What is needed: The required result is a copy of each line below in which "Sampah" appears.

The data:

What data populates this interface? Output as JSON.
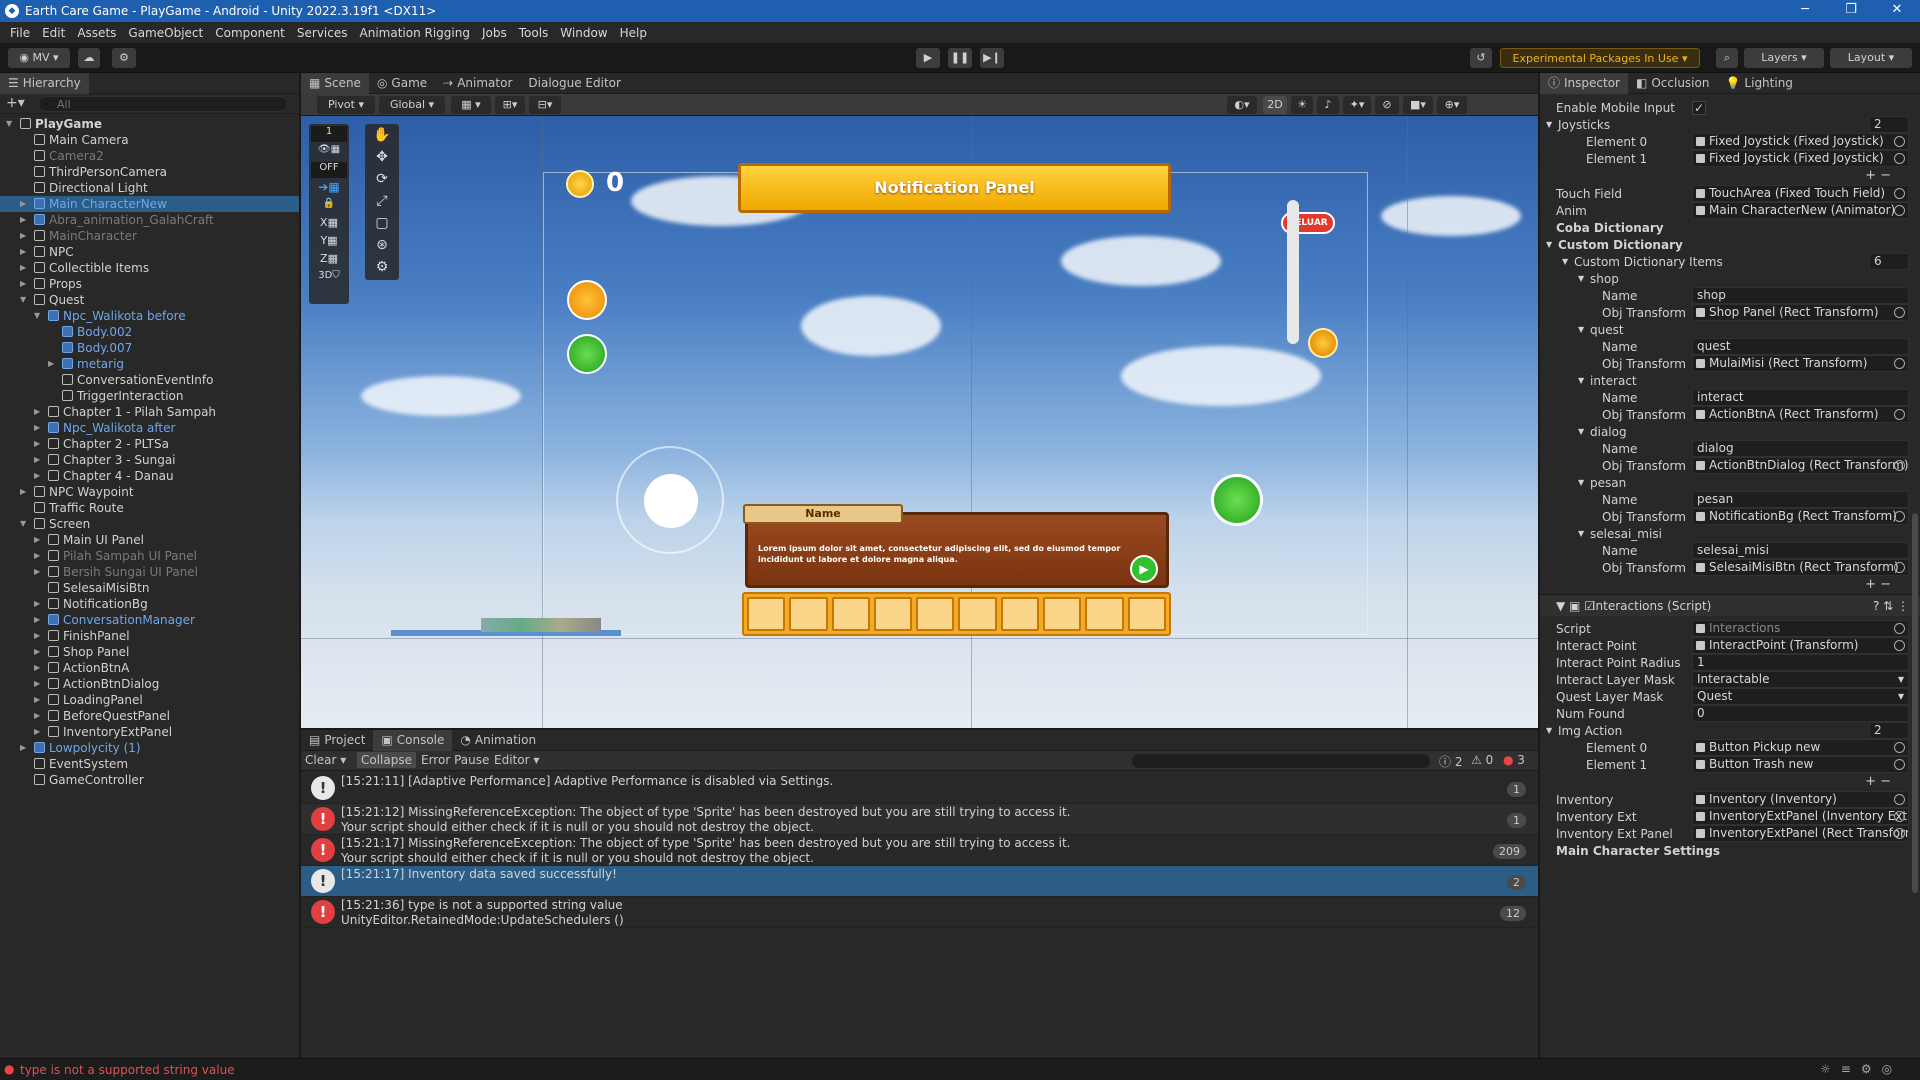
{
  "window": {
    "title": "Earth Care Game - PlayGame - Android - Unity 2022.3.19f1 <DX11>"
  },
  "menu": [
    "File",
    "Edit",
    "Assets",
    "GameObject",
    "Component",
    "Services",
    "Animation Rigging",
    "Jobs",
    "Tools",
    "Window",
    "Help"
  ],
  "toolbar": {
    "account": "MV",
    "packages": "Experimental Packages In Use",
    "layers": "Layers",
    "layout": "Layout"
  },
  "hierarchy": {
    "title": "Hierarchy",
    "search_placeholder": "All",
    "items": [
      {
        "label": "PlayGame",
        "depth": 0,
        "arrow": "▼",
        "kind": "scene"
      },
      {
        "label": "Main Camera",
        "depth": 1,
        "arrow": "",
        "kind": "normal"
      },
      {
        "label": "Camera2",
        "depth": 1,
        "arrow": "",
        "kind": "dis"
      },
      {
        "label": "ThirdPersonCamera",
        "depth": 1,
        "arrow": "",
        "kind": "normal"
      },
      {
        "label": "Directional Light",
        "depth": 1,
        "arrow": "",
        "kind": "normal"
      },
      {
        "label": "Main CharacterNew",
        "depth": 1,
        "arrow": "▶",
        "kind": "prefab sel"
      },
      {
        "label": "Abra_animation_GalahCraft",
        "depth": 1,
        "arrow": "▶",
        "kind": "prefab dis"
      },
      {
        "label": "MainCharacter",
        "depth": 1,
        "arrow": "▶",
        "kind": "dis"
      },
      {
        "label": "NPC",
        "depth": 1,
        "arrow": "▶",
        "kind": "normal"
      },
      {
        "label": "Collectible Items",
        "depth": 1,
        "arrow": "▶",
        "kind": "normal"
      },
      {
        "label": "Props",
        "depth": 1,
        "arrow": "▶",
        "kind": "normal"
      },
      {
        "label": "Quest",
        "depth": 1,
        "arrow": "▼",
        "kind": "normal"
      },
      {
        "label": "Npc_Walikota before",
        "depth": 2,
        "arrow": "▼",
        "kind": "prefab"
      },
      {
        "label": "Body.002",
        "depth": 3,
        "arrow": "",
        "kind": "prefab"
      },
      {
        "label": "Body.007",
        "depth": 3,
        "arrow": "",
        "kind": "prefab"
      },
      {
        "label": "metarig",
        "depth": 3,
        "arrow": "▶",
        "kind": "prefab"
      },
      {
        "label": "ConversationEventInfo",
        "depth": 3,
        "arrow": "",
        "kind": "normal"
      },
      {
        "label": "TriggerInteraction",
        "depth": 3,
        "arrow": "",
        "kind": "normal"
      },
      {
        "label": "Chapter 1 - Pilah Sampah",
        "depth": 2,
        "arrow": "▶",
        "kind": "normal"
      },
      {
        "label": "Npc_Walikota after",
        "depth": 2,
        "arrow": "▶",
        "kind": "prefab"
      },
      {
        "label": "Chapter 2 - PLTSa",
        "depth": 2,
        "arrow": "▶",
        "kind": "normal"
      },
      {
        "label": "Chapter 3 - Sungai",
        "depth": 2,
        "arrow": "▶",
        "kind": "normal"
      },
      {
        "label": "Chapter 4 - Danau",
        "depth": 2,
        "arrow": "▶",
        "kind": "normal"
      },
      {
        "label": "NPC Waypoint",
        "depth": 1,
        "arrow": "▶",
        "kind": "normal"
      },
      {
        "label": "Traffic Route",
        "depth": 1,
        "arrow": "",
        "kind": "normal"
      },
      {
        "label": "Screen",
        "depth": 1,
        "arrow": "▼",
        "kind": "normal"
      },
      {
        "label": "Main UI Panel",
        "depth": 2,
        "arrow": "▶",
        "kind": "normal"
      },
      {
        "label": "Pilah Sampah UI Panel",
        "depth": 2,
        "arrow": "▶",
        "kind": "dis"
      },
      {
        "label": "Bersih Sungai UI Panel",
        "depth": 2,
        "arrow": "▶",
        "kind": "dis"
      },
      {
        "label": "SelesaiMisiBtn",
        "depth": 2,
        "arrow": "",
        "kind": "normal"
      },
      {
        "label": "NotificationBg",
        "depth": 2,
        "arrow": "▶",
        "kind": "normal"
      },
      {
        "label": "ConversationManager",
        "depth": 2,
        "arrow": "▶",
        "kind": "prefab"
      },
      {
        "label": "FinishPanel",
        "depth": 2,
        "arrow": "▶",
        "kind": "normal"
      },
      {
        "label": "Shop Panel",
        "depth": 2,
        "arrow": "▶",
        "kind": "normal"
      },
      {
        "label": "ActionBtnA",
        "depth": 2,
        "arrow": "▶",
        "kind": "normal"
      },
      {
        "label": "ActionBtnDialog",
        "depth": 2,
        "arrow": "▶",
        "kind": "normal"
      },
      {
        "label": "LoadingPanel",
        "depth": 2,
        "arrow": "▶",
        "kind": "normal"
      },
      {
        "label": "BeforeQuestPanel",
        "depth": 2,
        "arrow": "▶",
        "kind": "normal"
      },
      {
        "label": "InventoryExtPanel",
        "depth": 2,
        "arrow": "▶",
        "kind": "normal"
      },
      {
        "label": "Lowpolycity (1)",
        "depth": 1,
        "arrow": "▶",
        "kind": "prefab"
      },
      {
        "label": "EventSystem",
        "depth": 1,
        "arrow": "",
        "kind": "normal"
      },
      {
        "label": "GameController",
        "depth": 1,
        "arrow": "",
        "kind": "normal"
      }
    ]
  },
  "scene": {
    "tabs": [
      "Scene",
      "Game",
      "Animator",
      "Dialogue Editor"
    ],
    "pivot": "Pivot",
    "global": "Global",
    "mode_2d": "2D",
    "grid_off": "OFF",
    "layer_1": "1",
    "hud": {
      "coins": "0",
      "notification": "Notification Panel",
      "exit": "KELUAR",
      "name_tag": "Name",
      "dialog_text": "Lorem ipsum dolor sit amet, consectetur adipiscing elit, sed do eiusmod tempor incididunt ut labore et dolore magna aliqua."
    }
  },
  "console": {
    "tabs": [
      "Project",
      "Console",
      "Animation"
    ],
    "buttons": [
      "Clear",
      "Collapse",
      "Error Pause",
      "Editor"
    ],
    "counts": {
      "info": "2",
      "warn": "0",
      "error": "3"
    },
    "entries": [
      {
        "type": "info",
        "text": "[15:21:11] [Adaptive Performance] Adaptive Performance is disabled via Settings.",
        "count": "1"
      },
      {
        "type": "error",
        "text": "[15:21:12] MissingReferenceException: The object of type 'Sprite' has been destroyed but you are still trying to access it.\nYour script should either check if it is null or you should not destroy the object.",
        "count": "1"
      },
      {
        "type": "error",
        "text": "[15:21:17] MissingReferenceException: The object of type 'Sprite' has been destroyed but you are still trying to access it.\nYour script should either check if it is null or you should not destroy the object.",
        "count": "209"
      },
      {
        "type": "info",
        "text": "[15:21:17] Inventory data saved successfully!",
        "count": "2"
      },
      {
        "type": "error",
        "text": "[15:21:36] type is not a supported string value\nUnityEditor.RetainedMode:UpdateSchedulers ()",
        "count": "12"
      }
    ]
  },
  "inspector": {
    "tabs": [
      "Inspector",
      "Occlusion",
      "Lighting"
    ],
    "rows": [
      {
        "k": "Enable Mobile Input",
        "v": "✓",
        "kind": "check",
        "x": 16
      },
      {
        "k": "Joysticks",
        "v": "2",
        "kind": "count",
        "x": 6,
        "arrow": "▼"
      },
      {
        "k": "Element 0",
        "v": "Fixed Joystick (Fixed Joystick)",
        "kind": "ref",
        "x": 46
      },
      {
        "k": "Element 1",
        "v": "Fixed Joystick (Fixed Joystick)",
        "kind": "ref",
        "x": 46
      },
      {
        "k": "",
        "v": "",
        "kind": "pm"
      },
      {
        "k": "Touch Field",
        "v": "TouchArea (Fixed Touch Field)",
        "kind": "ref",
        "x": 16
      },
      {
        "k": "Anim",
        "v": "Main CharacterNew (Animator)",
        "kind": "ref",
        "x": 16
      },
      {
        "k": "Coba Dictionary",
        "v": "",
        "kind": "label",
        "x": 16
      },
      {
        "k": "Custom Dictionary",
        "v": "",
        "kind": "label",
        "x": 6,
        "arrow": "▼"
      },
      {
        "k": "Custom Dictionary Items",
        "v": "6",
        "kind": "count",
        "x": 22,
        "arrow": "▼"
      },
      {
        "k": "shop",
        "v": "",
        "kind": "label",
        "x": 38,
        "arrow": "▼"
      },
      {
        "k": "Name",
        "v": "shop",
        "kind": "text",
        "x": 62
      },
      {
        "k": "Obj Transform",
        "v": "Shop Panel (Rect Transform)",
        "kind": "ref",
        "x": 62
      },
      {
        "k": "quest",
        "v": "",
        "kind": "label",
        "x": 38,
        "arrow": "▼"
      },
      {
        "k": "Name",
        "v": "quest",
        "kind": "text",
        "x": 62
      },
      {
        "k": "Obj Transform",
        "v": "MulaiMisi (Rect Transform)",
        "kind": "ref",
        "x": 62
      },
      {
        "k": "interact",
        "v": "",
        "kind": "label",
        "x": 38,
        "arrow": "▼"
      },
      {
        "k": "Name",
        "v": "interact",
        "kind": "text",
        "x": 62
      },
      {
        "k": "Obj Transform",
        "v": "ActionBtnA (Rect Transform)",
        "kind": "ref",
        "x": 62
      },
      {
        "k": "dialog",
        "v": "",
        "kind": "label",
        "x": 38,
        "arrow": "▼"
      },
      {
        "k": "Name",
        "v": "dialog",
        "kind": "text",
        "x": 62
      },
      {
        "k": "Obj Transform",
        "v": "ActionBtnDialog (Rect Transform)",
        "kind": "ref",
        "x": 62
      },
      {
        "k": "pesan",
        "v": "",
        "kind": "label",
        "x": 38,
        "arrow": "▼"
      },
      {
        "k": "Name",
        "v": "pesan",
        "kind": "text",
        "x": 62
      },
      {
        "k": "Obj Transform",
        "v": "NotificationBg (Rect Transform)",
        "kind": "ref",
        "x": 62
      },
      {
        "k": "selesai_misi",
        "v": "",
        "kind": "label",
        "x": 38,
        "arrow": "▼"
      },
      {
        "k": "Name",
        "v": "selesai_misi",
        "kind": "text",
        "x": 62
      },
      {
        "k": "Obj Transform",
        "v": "SelesaiMisiBtn (Rect Transform)",
        "kind": "ref",
        "x": 62
      },
      {
        "k": "",
        "v": "",
        "kind": "pm"
      },
      {
        "k": "Interactions (Script)",
        "v": "",
        "kind": "component",
        "x": 52
      },
      {
        "k": "Script",
        "v": "Interactions",
        "kind": "refdim",
        "x": 16
      },
      {
        "k": "Interact Point",
        "v": "InteractPoint (Transform)",
        "kind": "ref",
        "x": 16
      },
      {
        "k": "Interact Point Radius",
        "v": "1",
        "kind": "text",
        "x": 16
      },
      {
        "k": "Interact Layer Mask",
        "v": "Interactable",
        "kind": "dropdown",
        "x": 16
      },
      {
        "k": "Quest Layer Mask",
        "v": "Quest",
        "kind": "dropdown",
        "x": 16
      },
      {
        "k": "Num Found",
        "v": "0",
        "kind": "text",
        "x": 16
      },
      {
        "k": "Img Action",
        "v": "2",
        "kind": "count",
        "x": 6,
        "arrow": "▼"
      },
      {
        "k": "Element 0",
        "v": "Button Pickup new",
        "kind": "ref",
        "x": 46
      },
      {
        "k": "Element 1",
        "v": "Button Trash new",
        "kind": "ref",
        "x": 46
      },
      {
        "k": "",
        "v": "",
        "kind": "pm"
      },
      {
        "k": "Inventory",
        "v": "Inventory (Inventory)",
        "kind": "ref",
        "x": 16
      },
      {
        "k": "Inventory Ext",
        "v": "InventoryExtPanel (Inventory Ext)",
        "kind": "ref",
        "x": 16
      },
      {
        "k": "Inventory Ext Panel",
        "v": "InventoryExtPanel (Rect Transform)",
        "kind": "ref",
        "x": 16
      },
      {
        "k": "Main Character Settings",
        "v": "",
        "kind": "label",
        "x": 16
      }
    ]
  },
  "status": {
    "message": "type is not a supported string value"
  }
}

Response below:
        "label": "Chapter 1 - Pilah Sampah",
        "label": "Pilah Sampah UI Panel",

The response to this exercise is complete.